Start of RECORDS TO USE

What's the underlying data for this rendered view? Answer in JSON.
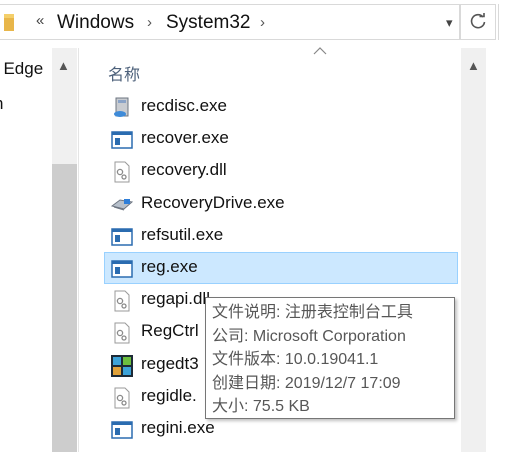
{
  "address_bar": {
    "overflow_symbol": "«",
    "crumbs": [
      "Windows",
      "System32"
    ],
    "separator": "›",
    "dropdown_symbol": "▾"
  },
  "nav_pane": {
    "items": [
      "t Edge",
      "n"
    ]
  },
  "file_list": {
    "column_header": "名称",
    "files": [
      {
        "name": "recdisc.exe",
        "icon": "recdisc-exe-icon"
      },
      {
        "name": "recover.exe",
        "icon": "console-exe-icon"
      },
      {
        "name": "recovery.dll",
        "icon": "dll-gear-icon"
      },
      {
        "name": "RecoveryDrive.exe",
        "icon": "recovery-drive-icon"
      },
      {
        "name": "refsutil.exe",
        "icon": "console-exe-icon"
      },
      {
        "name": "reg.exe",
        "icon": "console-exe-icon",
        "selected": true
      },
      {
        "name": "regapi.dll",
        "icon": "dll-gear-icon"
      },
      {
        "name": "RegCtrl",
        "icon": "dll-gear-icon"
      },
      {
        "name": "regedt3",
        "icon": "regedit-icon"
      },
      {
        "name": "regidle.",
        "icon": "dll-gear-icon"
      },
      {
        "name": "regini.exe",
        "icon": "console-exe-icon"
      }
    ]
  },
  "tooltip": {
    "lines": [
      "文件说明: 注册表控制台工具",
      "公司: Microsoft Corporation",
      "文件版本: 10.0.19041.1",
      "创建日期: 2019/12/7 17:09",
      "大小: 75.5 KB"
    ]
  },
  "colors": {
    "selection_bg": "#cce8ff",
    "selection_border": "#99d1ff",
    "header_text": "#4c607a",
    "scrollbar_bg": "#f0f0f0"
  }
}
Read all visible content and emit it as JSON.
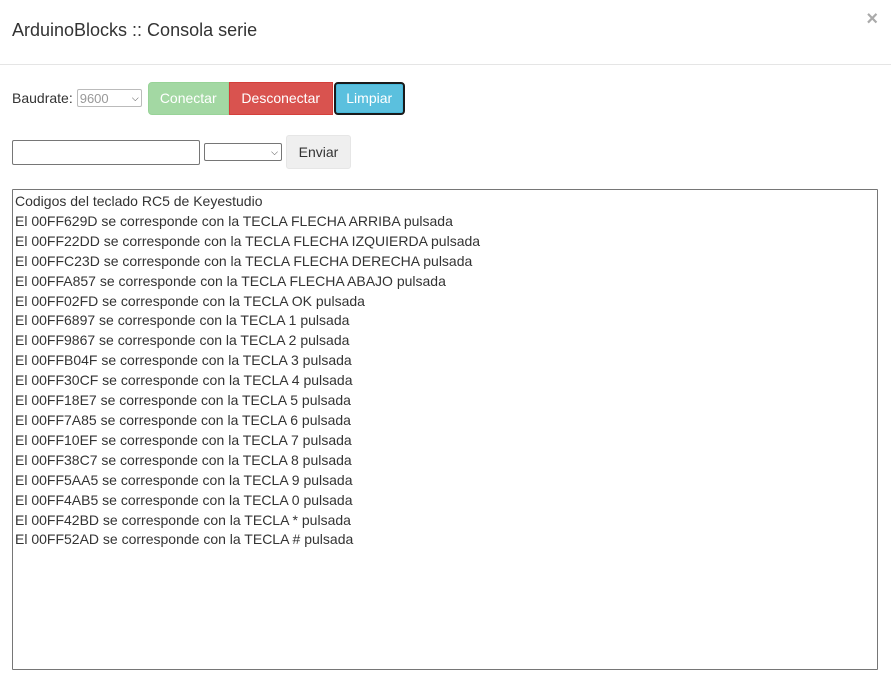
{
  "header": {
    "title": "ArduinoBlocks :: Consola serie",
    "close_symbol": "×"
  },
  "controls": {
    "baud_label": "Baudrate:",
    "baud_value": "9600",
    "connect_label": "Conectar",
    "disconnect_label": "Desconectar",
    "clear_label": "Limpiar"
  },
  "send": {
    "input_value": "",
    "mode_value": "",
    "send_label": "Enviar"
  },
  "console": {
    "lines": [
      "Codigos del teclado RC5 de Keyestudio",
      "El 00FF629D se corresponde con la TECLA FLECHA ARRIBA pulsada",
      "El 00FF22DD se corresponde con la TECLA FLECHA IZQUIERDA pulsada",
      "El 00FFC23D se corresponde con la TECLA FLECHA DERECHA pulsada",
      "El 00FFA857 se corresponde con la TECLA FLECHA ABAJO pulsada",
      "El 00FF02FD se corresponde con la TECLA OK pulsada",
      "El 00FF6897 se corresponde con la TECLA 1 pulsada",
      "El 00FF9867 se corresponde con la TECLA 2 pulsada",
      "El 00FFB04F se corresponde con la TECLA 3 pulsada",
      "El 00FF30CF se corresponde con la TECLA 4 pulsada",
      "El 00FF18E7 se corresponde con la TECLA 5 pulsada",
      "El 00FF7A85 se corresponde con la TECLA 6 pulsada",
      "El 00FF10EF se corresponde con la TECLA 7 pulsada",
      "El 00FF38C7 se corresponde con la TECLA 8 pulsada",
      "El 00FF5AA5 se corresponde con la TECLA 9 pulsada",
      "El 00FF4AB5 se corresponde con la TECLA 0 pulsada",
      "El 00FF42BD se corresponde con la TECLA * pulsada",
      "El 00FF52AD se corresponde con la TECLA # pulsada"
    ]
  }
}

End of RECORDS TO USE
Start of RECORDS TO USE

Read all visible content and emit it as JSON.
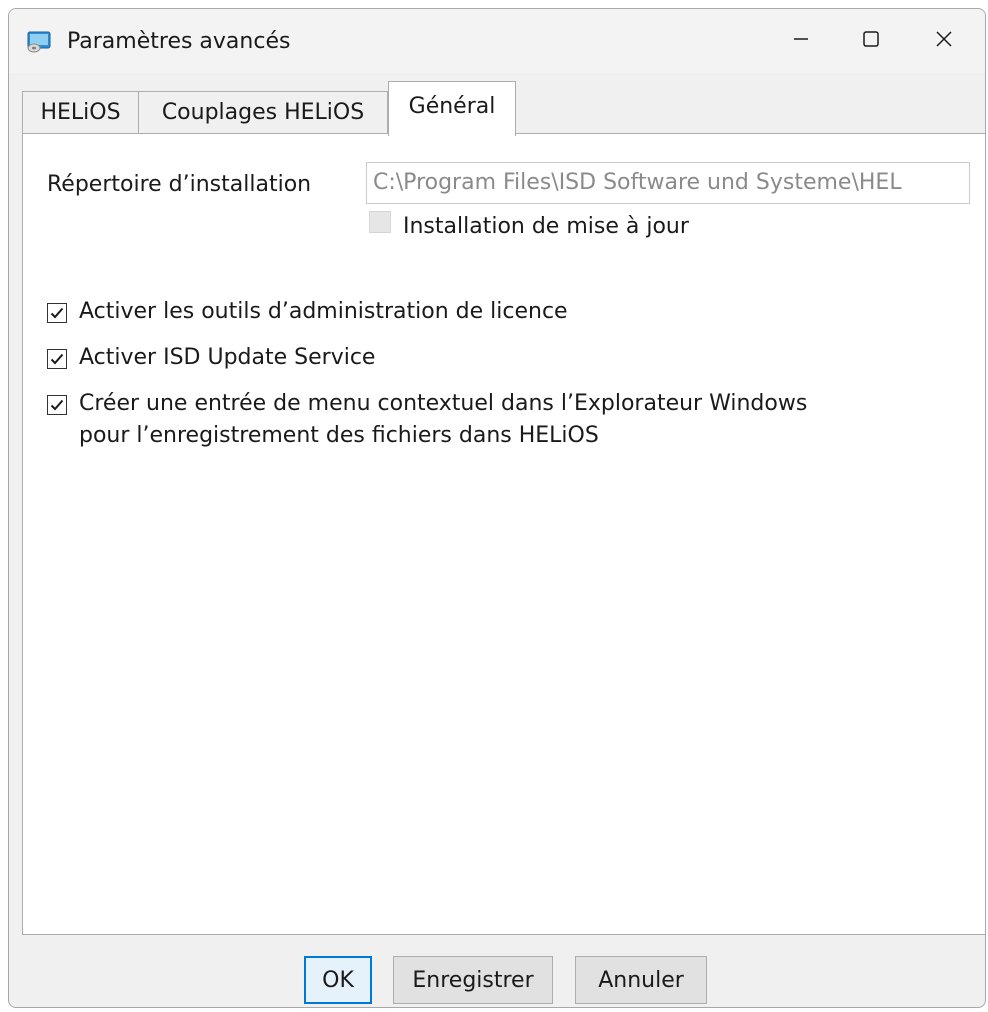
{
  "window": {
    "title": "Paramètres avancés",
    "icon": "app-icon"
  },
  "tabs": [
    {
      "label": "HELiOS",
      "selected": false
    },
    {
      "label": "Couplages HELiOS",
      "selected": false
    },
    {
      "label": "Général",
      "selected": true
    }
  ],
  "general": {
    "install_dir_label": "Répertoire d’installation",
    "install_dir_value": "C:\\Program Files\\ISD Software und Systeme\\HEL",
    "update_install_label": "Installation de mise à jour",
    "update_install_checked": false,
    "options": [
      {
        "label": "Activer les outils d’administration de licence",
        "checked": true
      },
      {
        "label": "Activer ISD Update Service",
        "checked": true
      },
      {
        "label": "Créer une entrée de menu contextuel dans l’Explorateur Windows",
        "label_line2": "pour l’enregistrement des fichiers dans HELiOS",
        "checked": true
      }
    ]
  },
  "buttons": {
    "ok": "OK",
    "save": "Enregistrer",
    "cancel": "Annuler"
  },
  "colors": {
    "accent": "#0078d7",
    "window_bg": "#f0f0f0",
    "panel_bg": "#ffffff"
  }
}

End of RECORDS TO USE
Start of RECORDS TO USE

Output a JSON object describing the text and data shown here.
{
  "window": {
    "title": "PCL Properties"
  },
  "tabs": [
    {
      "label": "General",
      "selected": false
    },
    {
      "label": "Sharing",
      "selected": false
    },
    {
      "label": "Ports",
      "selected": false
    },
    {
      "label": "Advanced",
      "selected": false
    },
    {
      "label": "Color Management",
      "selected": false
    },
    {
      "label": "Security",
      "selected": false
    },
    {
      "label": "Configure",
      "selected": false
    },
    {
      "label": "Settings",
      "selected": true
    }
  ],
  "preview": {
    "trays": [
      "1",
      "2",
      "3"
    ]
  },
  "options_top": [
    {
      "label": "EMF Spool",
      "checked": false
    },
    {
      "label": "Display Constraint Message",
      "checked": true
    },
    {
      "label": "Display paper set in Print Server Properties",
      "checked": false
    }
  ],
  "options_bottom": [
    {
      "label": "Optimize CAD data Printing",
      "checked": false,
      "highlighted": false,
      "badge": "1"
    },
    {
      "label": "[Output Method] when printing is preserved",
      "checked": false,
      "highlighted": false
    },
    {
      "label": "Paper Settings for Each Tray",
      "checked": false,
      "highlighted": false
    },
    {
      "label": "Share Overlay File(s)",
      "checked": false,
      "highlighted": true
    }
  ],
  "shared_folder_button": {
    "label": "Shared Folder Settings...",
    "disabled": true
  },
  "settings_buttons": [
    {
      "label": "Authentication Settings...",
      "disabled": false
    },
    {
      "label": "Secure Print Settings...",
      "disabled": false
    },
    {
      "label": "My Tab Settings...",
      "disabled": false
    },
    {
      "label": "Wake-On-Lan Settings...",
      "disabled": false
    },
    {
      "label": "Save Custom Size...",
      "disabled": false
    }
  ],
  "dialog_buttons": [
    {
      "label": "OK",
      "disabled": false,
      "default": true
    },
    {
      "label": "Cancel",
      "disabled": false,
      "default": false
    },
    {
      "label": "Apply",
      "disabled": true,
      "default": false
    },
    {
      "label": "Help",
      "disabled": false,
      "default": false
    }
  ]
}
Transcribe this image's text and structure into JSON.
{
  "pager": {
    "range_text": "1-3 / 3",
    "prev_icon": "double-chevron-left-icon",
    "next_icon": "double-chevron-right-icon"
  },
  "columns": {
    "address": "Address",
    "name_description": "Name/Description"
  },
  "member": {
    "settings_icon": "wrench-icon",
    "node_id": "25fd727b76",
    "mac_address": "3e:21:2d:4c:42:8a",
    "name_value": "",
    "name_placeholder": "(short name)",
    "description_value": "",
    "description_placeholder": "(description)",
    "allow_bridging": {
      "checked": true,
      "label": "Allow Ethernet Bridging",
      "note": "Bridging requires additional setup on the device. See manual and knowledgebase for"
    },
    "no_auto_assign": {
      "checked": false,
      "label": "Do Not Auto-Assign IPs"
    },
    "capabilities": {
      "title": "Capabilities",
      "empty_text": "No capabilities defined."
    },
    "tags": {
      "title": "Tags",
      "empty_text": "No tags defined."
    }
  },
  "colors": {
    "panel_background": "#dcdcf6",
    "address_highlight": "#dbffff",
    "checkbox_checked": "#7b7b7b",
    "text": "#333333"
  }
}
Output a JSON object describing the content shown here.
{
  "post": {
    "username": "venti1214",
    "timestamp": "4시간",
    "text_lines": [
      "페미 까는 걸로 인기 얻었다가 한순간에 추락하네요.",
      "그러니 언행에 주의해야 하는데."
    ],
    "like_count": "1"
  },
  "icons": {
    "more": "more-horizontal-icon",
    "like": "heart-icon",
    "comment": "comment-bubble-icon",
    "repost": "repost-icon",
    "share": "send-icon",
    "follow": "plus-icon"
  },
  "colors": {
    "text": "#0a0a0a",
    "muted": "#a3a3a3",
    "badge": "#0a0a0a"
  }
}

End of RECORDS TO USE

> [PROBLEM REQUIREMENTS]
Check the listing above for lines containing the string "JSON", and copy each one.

> [TASK RESULT]
What's the underlying data for this rendered view? Answer in JSON.
Read all visible content and emit it as JSON.
Read all visible content and emit it as JSON.
Output a JSON object describing the text and data shown here.
Transcribe this image's text and structure into JSON.
Output a JSON object describing the content shown here.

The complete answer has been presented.